“The solution is simple – Mr Smith and Lichfield District Council should reject the 8,000 and 10,000 targets, delay any future planning decisions until after the impending election, listen to what residents are saying and, irrespective of the outcome of the election, develop a future housing programme that meets the district’s needs whilst preserving our heritage.
“If they do not listen to, respect and fight for the views of Lichfield District people then they will be wholly to blame for the planning disaster that will result.”
However, Cllr Smith has admitted that he is shocked by the recommendation that the area requires 10,000 new homes.

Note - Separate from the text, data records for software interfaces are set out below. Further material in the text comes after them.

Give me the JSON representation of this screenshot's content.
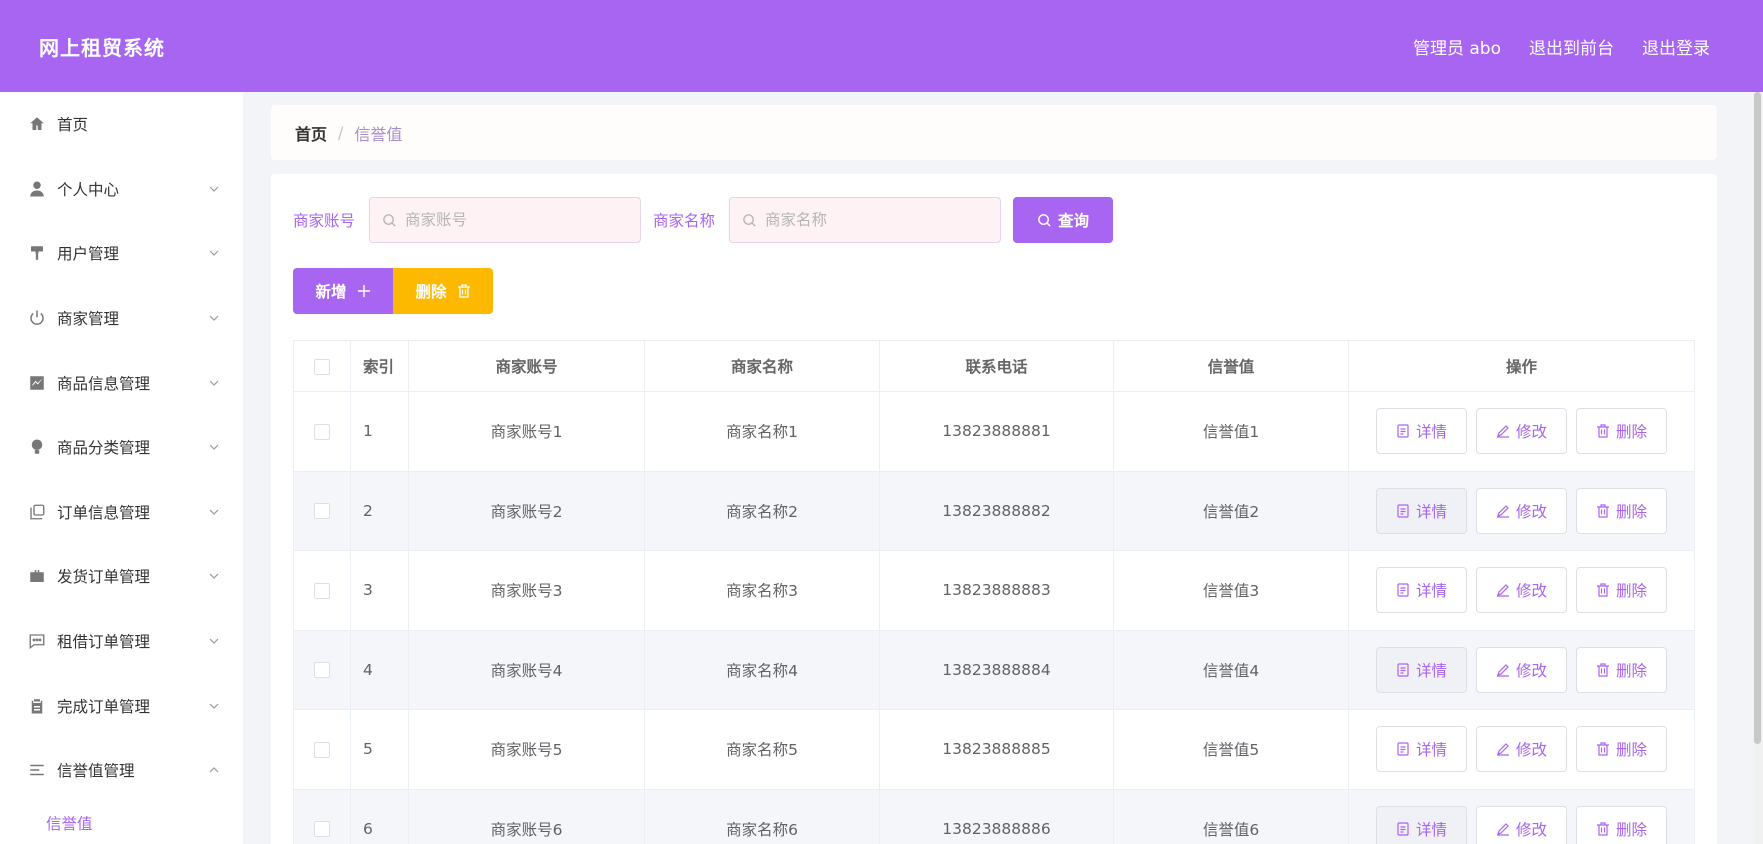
{
  "header": {
    "brand": "网上租贸系统",
    "links": [
      "管理员 abo",
      "退出到前台",
      "退出登录"
    ]
  },
  "sidebar": {
    "items": [
      {
        "label": "首页",
        "icon": "home-icon"
      },
      {
        "label": "个人中心",
        "icon": "user-icon"
      },
      {
        "label": "用户管理",
        "icon": "paint-roller-icon"
      },
      {
        "label": "商家管理",
        "icon": "power-icon"
      },
      {
        "label": "商品信息管理",
        "icon": "chart-icon"
      },
      {
        "label": "商品分类管理",
        "icon": "bulb-icon"
      },
      {
        "label": "订单信息管理",
        "icon": "copy-icon"
      },
      {
        "label": "发货订单管理",
        "icon": "briefcase-icon"
      },
      {
        "label": "租借订单管理",
        "icon": "chat-icon"
      },
      {
        "label": "完成订单管理",
        "icon": "clipboard-icon"
      },
      {
        "label": "信誉值管理",
        "icon": "menu-lines-icon"
      }
    ],
    "submenu_active": "信誉值"
  },
  "breadcrumb": {
    "home": "首页",
    "separator": "/",
    "current": "信誉值"
  },
  "search": {
    "account_label": "商家账号",
    "account_placeholder": "商家账号",
    "name_label": "商家名称",
    "name_placeholder": "商家名称",
    "query_button": "查询"
  },
  "actions": {
    "add_label": "新增",
    "delete_label": "删除"
  },
  "table": {
    "columns": [
      "索引",
      "商家账号",
      "商家名称",
      "联系电话",
      "信誉值",
      "操作"
    ],
    "rows": [
      {
        "idx": "1",
        "account": "商家账号1",
        "name": "商家名称1",
        "phone": "13823888881",
        "credit": "信誉值1"
      },
      {
        "idx": "2",
        "account": "商家账号2",
        "name": "商家名称2",
        "phone": "13823888882",
        "credit": "信誉值2"
      },
      {
        "idx": "3",
        "account": "商家账号3",
        "name": "商家名称3",
        "phone": "13823888883",
        "credit": "信誉值3"
      },
      {
        "idx": "4",
        "account": "商家账号4",
        "name": "商家名称4",
        "phone": "13823888884",
        "credit": "信誉值4"
      },
      {
        "idx": "5",
        "account": "商家账号5",
        "name": "商家名称5",
        "phone": "13823888885",
        "credit": "信誉值5"
      },
      {
        "idx": "6",
        "account": "商家账号6",
        "name": "商家名称6",
        "phone": "13823888886",
        "credit": "信誉值6"
      }
    ],
    "op_labels": {
      "detail": "详情",
      "edit": "修改",
      "delete": "删除"
    }
  },
  "colors": {
    "primary": "#a865f2",
    "warning": "#fcb900"
  }
}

“When future housing numbers were first discussed by the Government, as many as 16,000 new homes were being considered for the district. At the time we lobbied hard, and successfully reduced the number to 8,000 new homes. This constituted a 50 per cent reduction and a slow down in housing growth, when compared to recent years. Indeed 5,000 of these homes have already been built, or have planning permission, which means only a further 3,000 would be needed up until 2026.
“Like Lichfield District Residents’ Alliance, we are shocked by the recent independent inspector’s report that recommends an increase from 8,000 to 10,000 new homes for the district, and at the moment officers and councillors are preparing to respond strongly to these figures. This is something we have publicly stated, and as such I’m very surprised by the Alliance’s suggestion that we are preparing to accept this increased figure without a fight, as this could not be further from the truth.”
Cllr Smith also explained that the region is not yet in a position to mount a legal challenge to the targets. He explained:
“The Alliance is correct that other councils nationwide have successfully challenged housing numbers for their area through the courts. However, in the West Midlands we are not at this stage yet, as all housing numbers for the region are still only proposals. Only once they have been formally accepted by the Government, can any council that strongly opposes their figures, consider whether or not to challenge them through the courts.
“We are committed to developing the district in a positive way and have spent months talking to and listening to local residents’ views. We’ve worked hard to marry these views with leading guidance on building strong and sustainable communities with access to good shopping, local jobs and the right kinds of open spaces and infrastructure. It’s important to note that all of our plans are still at the proposal stage and that no final decisions have been made.”